A Municipal Court judge yesterday fined the operator of a Camden cocoa plant, where a man died earlier this month, for failure to obtain a mercantile license.

The city fined Lyons & Sons $1,151.85 - a figure based on the total of the application fees for each year the building was unlicensed since 2002.

Inside the courtroom, Lyons & Sons president Michael Dougherty acknowledged the company had been operating without the license.

"Quite frankly, how we are here is what I would characterize as an administrative misunderstanding," said Morris Smith, the company's attorney.

Lyons & Sons has maintained that it did not think it needed a mercantile license to operate because it did not sell any products at the plant.

"We had hoped the city would consider dropping the complaint," Smith said.

Smith said the company viewed the tragedy that took place at the plant as separate from the court appearance yesterday.

"Mr. Dougherty is deeply saddened by what happened," he said.

About 10:30 a.m. on July 8, Vincent Smith II was tossing blocks of raw cocoa into an eight-foot tank that mixed and melted it for use in Hershey's chocolate candy. He fell into the tank from a platform above it and died after being struck by one of the paddles stirring the melted cocoa.

Smith was a temporary worker at a subsidiary cocoa-processing operation run out of a Lyons & Sons cocoa-bean warehouse on 36th Street.

The company has said it reached out to Smith's aunt and paid for his funeral.

"There's no intent to try to operate illegally or operate without regulations," said company spokesman Kevin Feeley. Lyons & Sons is working to resolve a permit issue on the property with the state.

Though city code-enforcement officials initially said they could not find a certificate of occupancy or mercantile license for the property, two weeks ago the company produced a certificate from 2001, when the processing plant was added to the warehouse.

"It's an administrative chapter that needs to be closed," Morris Smith said.

The city also found code violations at the property. Feeley said the warehouse had reopened after fire and electrical problems were corrected.
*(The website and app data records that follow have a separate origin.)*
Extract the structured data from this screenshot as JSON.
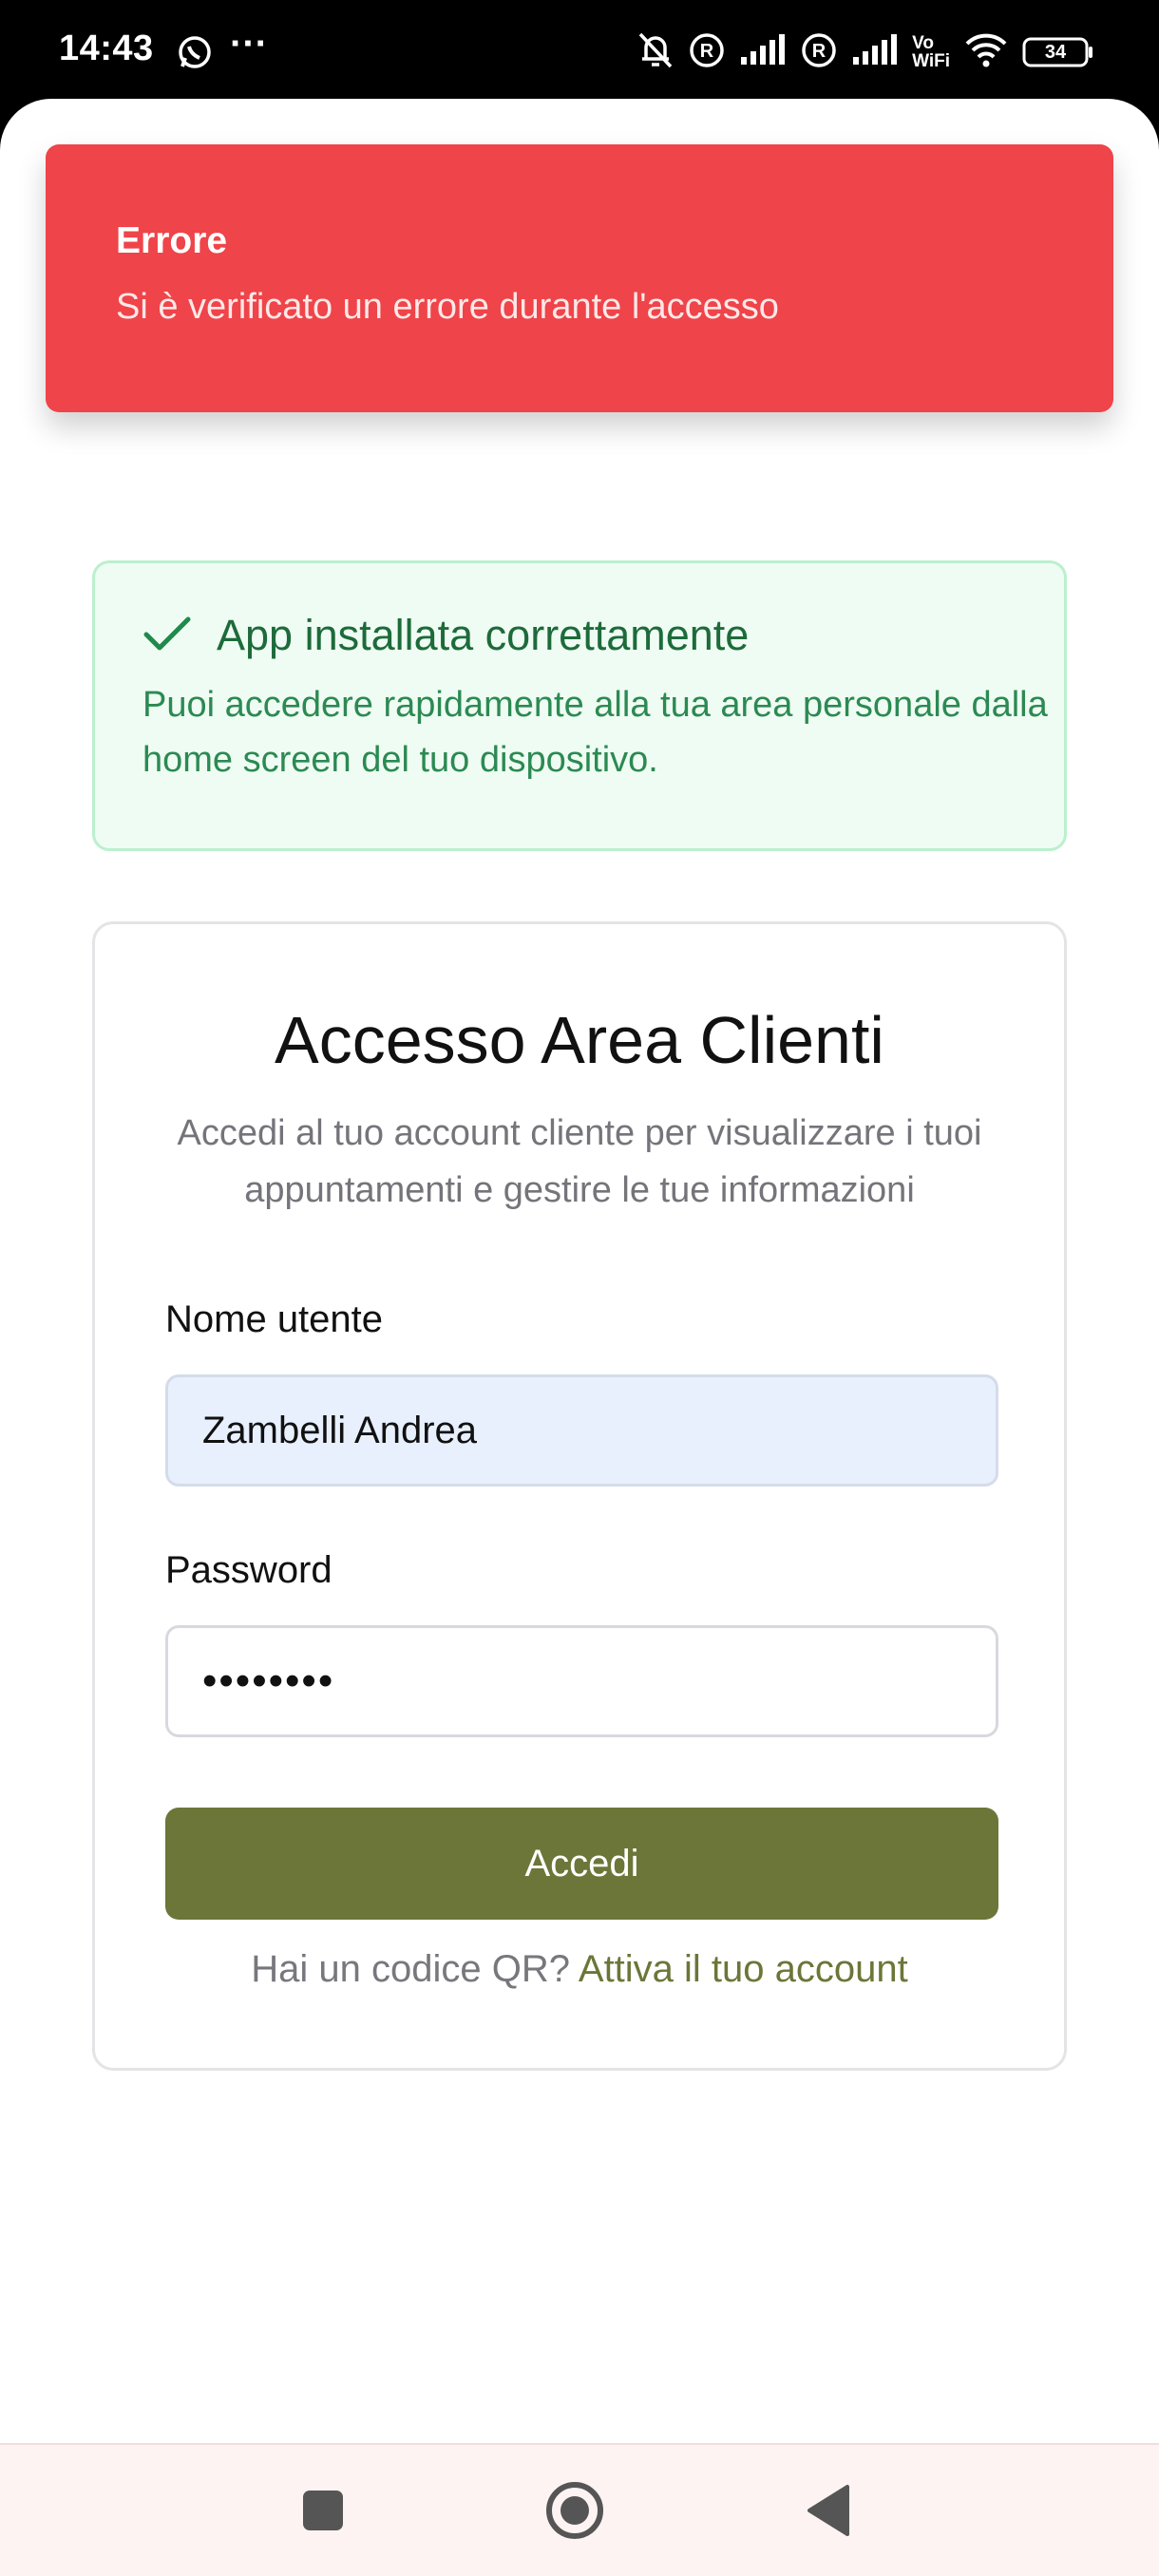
{
  "status_bar": {
    "time": "14:43",
    "battery": "34",
    "icons": [
      "whatsapp-icon",
      "more-dots",
      "bell-off-icon",
      "roaming-icon",
      "signal-icon",
      "roaming-icon",
      "signal-icon",
      "vowifi-icon",
      "wifi-icon",
      "battery-icon"
    ],
    "vowifi_top": "Vo",
    "vowifi_bottom": "WiFi",
    "dots": "···"
  },
  "toast": {
    "title": "Errore",
    "message": "Si è verificato un errore durante l'accesso",
    "color": "#ef4449"
  },
  "install_notice": {
    "title": "App installata correttamente",
    "text": "Puoi accedere rapidamente alla tua area personale dalla home screen del tuo dispositivo.",
    "icon": "check-icon"
  },
  "login": {
    "title": "Accesso Area Clienti",
    "subtitle": "Accedi al tuo account cliente per visualizzare i tuoi appuntamenti e gestire le tue informazioni",
    "username_label": "Nome utente",
    "username_value": "Zambelli Andrea",
    "password_label": "Password",
    "password_value": "••••••••",
    "submit_label": "Accedi",
    "qr_prompt": "Hai un codice QR?",
    "qr_link": "Attiva il tuo account",
    "accent_color": "#6b7638"
  },
  "nav_bar": {
    "buttons": [
      "recents-icon",
      "home-icon",
      "back-icon"
    ]
  }
}
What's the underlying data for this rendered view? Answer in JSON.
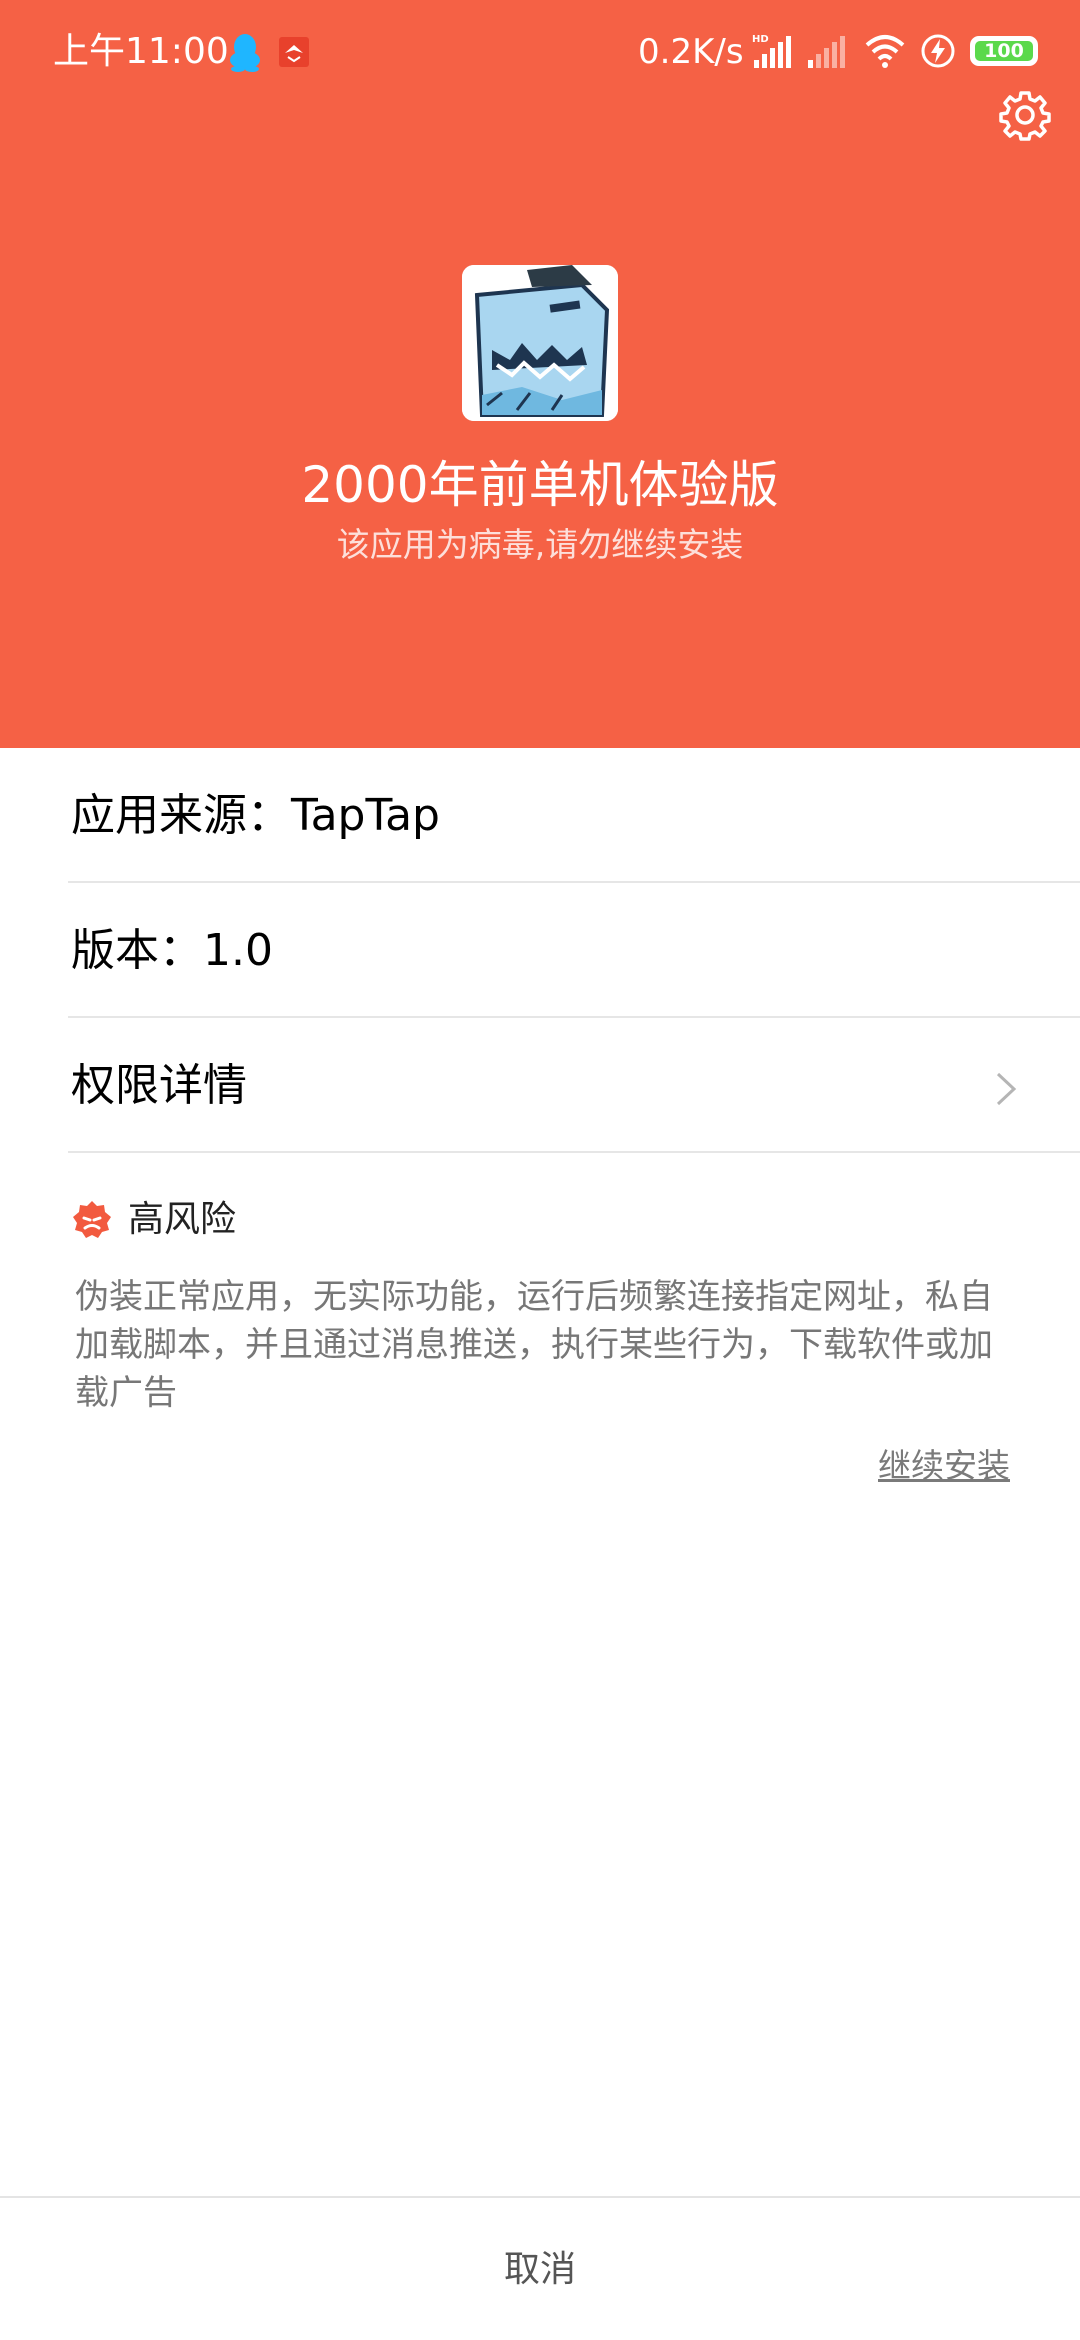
{
  "status_bar": {
    "time": "上午11:00",
    "net_speed": "0.2K/s",
    "signal_label": "HD",
    "battery": "100",
    "icons": [
      "qq-icon",
      "notification-icon",
      "signal-icon",
      "signal-icon",
      "wifi-icon",
      "charging-icon",
      "battery-icon"
    ]
  },
  "header": {
    "settings_icon": "gear-icon",
    "app_name": "2000年前单机体验版",
    "warning": "该应用为病毒,请勿继续安装"
  },
  "info": {
    "source": "应用来源：TapTap",
    "version": "版本：1.0",
    "permissions": "权限详情"
  },
  "risk": {
    "label": "高风险",
    "description": "伪装正常应用，无实际功能，运行后频繁连接指定网址，私自加载脚本，并且通过消息推送，执行某些行为，下载软件或加载广告",
    "continue_install": "继续安装"
  },
  "footer": {
    "cancel": "取消"
  },
  "colors": {
    "header_bg": "#f56145",
    "risk_icon": "#f25a3f",
    "battery_fill": "#5bd94b"
  }
}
The processing plant remains closed because the melted cocoa Smith fell into has yet to be removed from the tank with assistance from the Food and Drug Administration.